Print every entry again, precisely as written.

◆ ◆ ◆ ◆

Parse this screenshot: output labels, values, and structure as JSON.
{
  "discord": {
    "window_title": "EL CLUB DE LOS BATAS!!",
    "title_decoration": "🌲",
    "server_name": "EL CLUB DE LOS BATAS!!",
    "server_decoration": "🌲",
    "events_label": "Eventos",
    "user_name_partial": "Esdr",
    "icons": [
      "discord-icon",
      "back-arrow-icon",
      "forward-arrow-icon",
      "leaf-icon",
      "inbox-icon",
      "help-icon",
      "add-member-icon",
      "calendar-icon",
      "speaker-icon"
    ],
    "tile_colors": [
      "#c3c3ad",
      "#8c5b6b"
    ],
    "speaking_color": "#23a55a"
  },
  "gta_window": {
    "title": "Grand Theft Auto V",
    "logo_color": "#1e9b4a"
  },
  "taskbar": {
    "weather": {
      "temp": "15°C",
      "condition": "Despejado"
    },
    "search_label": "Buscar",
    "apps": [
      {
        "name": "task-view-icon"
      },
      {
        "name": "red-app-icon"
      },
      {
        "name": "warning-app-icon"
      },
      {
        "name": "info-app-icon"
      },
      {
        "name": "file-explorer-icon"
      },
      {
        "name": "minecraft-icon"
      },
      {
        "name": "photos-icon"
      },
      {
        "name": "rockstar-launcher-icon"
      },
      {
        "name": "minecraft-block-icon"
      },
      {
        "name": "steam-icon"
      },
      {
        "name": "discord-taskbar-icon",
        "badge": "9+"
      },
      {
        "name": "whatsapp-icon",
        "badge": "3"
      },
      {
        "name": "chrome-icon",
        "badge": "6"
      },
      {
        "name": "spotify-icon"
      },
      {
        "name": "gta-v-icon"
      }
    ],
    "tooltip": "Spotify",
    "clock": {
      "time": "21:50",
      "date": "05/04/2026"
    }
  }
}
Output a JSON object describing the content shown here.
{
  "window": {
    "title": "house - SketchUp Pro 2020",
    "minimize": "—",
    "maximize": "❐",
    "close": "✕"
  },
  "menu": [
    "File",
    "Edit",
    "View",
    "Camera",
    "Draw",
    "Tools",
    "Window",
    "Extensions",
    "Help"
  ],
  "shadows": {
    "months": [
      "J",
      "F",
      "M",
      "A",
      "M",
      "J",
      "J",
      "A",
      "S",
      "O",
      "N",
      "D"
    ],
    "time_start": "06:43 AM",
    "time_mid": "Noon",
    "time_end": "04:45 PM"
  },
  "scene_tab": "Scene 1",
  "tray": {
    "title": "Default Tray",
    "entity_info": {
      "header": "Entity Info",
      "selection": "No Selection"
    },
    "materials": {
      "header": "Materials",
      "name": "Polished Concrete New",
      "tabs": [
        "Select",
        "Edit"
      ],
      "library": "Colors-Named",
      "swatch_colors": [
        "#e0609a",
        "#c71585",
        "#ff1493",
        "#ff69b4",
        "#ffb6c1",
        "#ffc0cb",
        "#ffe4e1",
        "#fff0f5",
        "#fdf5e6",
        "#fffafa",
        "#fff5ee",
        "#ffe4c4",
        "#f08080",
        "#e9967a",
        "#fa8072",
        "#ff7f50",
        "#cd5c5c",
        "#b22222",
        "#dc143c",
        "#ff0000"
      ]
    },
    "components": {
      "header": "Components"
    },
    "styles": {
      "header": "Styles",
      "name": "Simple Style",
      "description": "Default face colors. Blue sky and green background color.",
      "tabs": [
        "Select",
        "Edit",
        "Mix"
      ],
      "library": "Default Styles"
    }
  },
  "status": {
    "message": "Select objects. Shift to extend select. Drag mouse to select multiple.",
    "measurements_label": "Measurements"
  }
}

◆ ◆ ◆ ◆

• _SOLUTION TO THIS PROBLEM_
Parse this screenshot: output labels, values, and structure as JSON.
{
  "discord": {
    "window_title": "EL CLUB DE LOS BATAS!!",
    "title_decoration": "🌲",
    "server_name": "EL CLUB DE LOS BATAS!!",
    "server_decoration": "🌲",
    "events_label": "Eventos",
    "user_name_partial": "Esdr",
    "icons": [
      "discord-icon",
      "back-arrow-icon",
      "forward-arrow-icon",
      "leaf-icon",
      "inbox-icon",
      "help-icon",
      "add-member-icon",
      "calendar-icon",
      "speaker-icon"
    ],
    "tile_colors": [
      "#c3c3ad",
      "#8c5b6b"
    ],
    "speaking_color": "#23a55a"
  },
  "gta_window": {
    "title": "Grand Theft Auto V",
    "logo_color": "#1e9b4a"
  },
  "taskbar": {
    "weather": {
      "temp": "15°C",
      "condition": "Despejado"
    },
    "search_label": "Buscar",
    "apps": [
      {
        "name": "task-view-icon"
      },
      {
        "name": "red-app-icon"
      },
      {
        "name": "warning-app-icon"
      },
      {
        "name": "info-app-icon"
      },
      {
        "name": "file-explorer-icon"
      },
      {
        "name": "minecraft-icon"
      },
      {
        "name": "photos-icon"
      },
      {
        "name": "rockstar-launcher-icon"
      },
      {
        "name": "minecraft-block-icon"
      },
      {
        "name": "steam-icon"
      },
      {
        "name": "discord-taskbar-icon",
        "badge": "9+"
      },
      {
        "name": "whatsapp-icon",
        "badge": "3"
      },
      {
        "name": "chrome-icon",
        "badge": "6"
      },
      {
        "name": "spotify-icon"
      },
      {
        "name": "gta-v-icon"
      }
    ],
    "tooltip": "Spotify",
    "clock": {
      "time": "21:50",
      "date": "05/04/2026"
    }
  }
}
Output a JSON object describing the content shown here.
{
  "window": {
    "title": "house - SketchUp Pro 2020",
    "minimize": "—",
    "maximize": "❐",
    "close": "✕"
  },
  "menu": [
    "File",
    "Edit",
    "View",
    "Camera",
    "Draw",
    "Tools",
    "Window",
    "Extensions",
    "Help"
  ],
  "shadows": {
    "months": [
      "J",
      "F",
      "M",
      "A",
      "M",
      "J",
      "J",
      "A",
      "S",
      "O",
      "N",
      "D"
    ],
    "time_start": "06:43 AM",
    "time_mid": "Noon",
    "time_end": "04:45 PM"
  },
  "scene_tab": "Scene 1",
  "tray": {
    "title": "Default Tray",
    "entity_info": {
      "header": "Entity Info",
      "selection": "No Selection"
    },
    "materials": {
      "header": "Materials",
      "name": "Polished Concrete New",
      "tabs": [
        "Select",
        "Edit"
      ],
      "library": "Colors-Named",
      "swatch_colors": [
        "#e0609a",
        "#c71585",
        "#ff1493",
        "#ff69b4",
        "#ffb6c1",
        "#ffc0cb",
        "#ffe4e1",
        "#fff0f5",
        "#fdf5e6",
        "#fffafa",
        "#fff5ee",
        "#ffe4c4",
        "#f08080",
        "#e9967a",
        "#fa8072",
        "#ff7f50",
        "#cd5c5c",
        "#b22222",
        "#dc143c",
        "#ff0000"
      ]
    },
    "components": {
      "header": "Components"
    },
    "styles": {
      "header": "Styles",
      "name": "Simple Style",
      "description": "Default face colors. Blue sky and green background color.",
      "tabs": [
        "Select",
        "Edit",
        "Mix"
      ],
      "library": "Default Styles"
    }
  },
  "status": {
    "message": "Select objects. Shift to extend select. Drag mouse to select multiple.",
    "measurements_label": "Measurements"
  }
}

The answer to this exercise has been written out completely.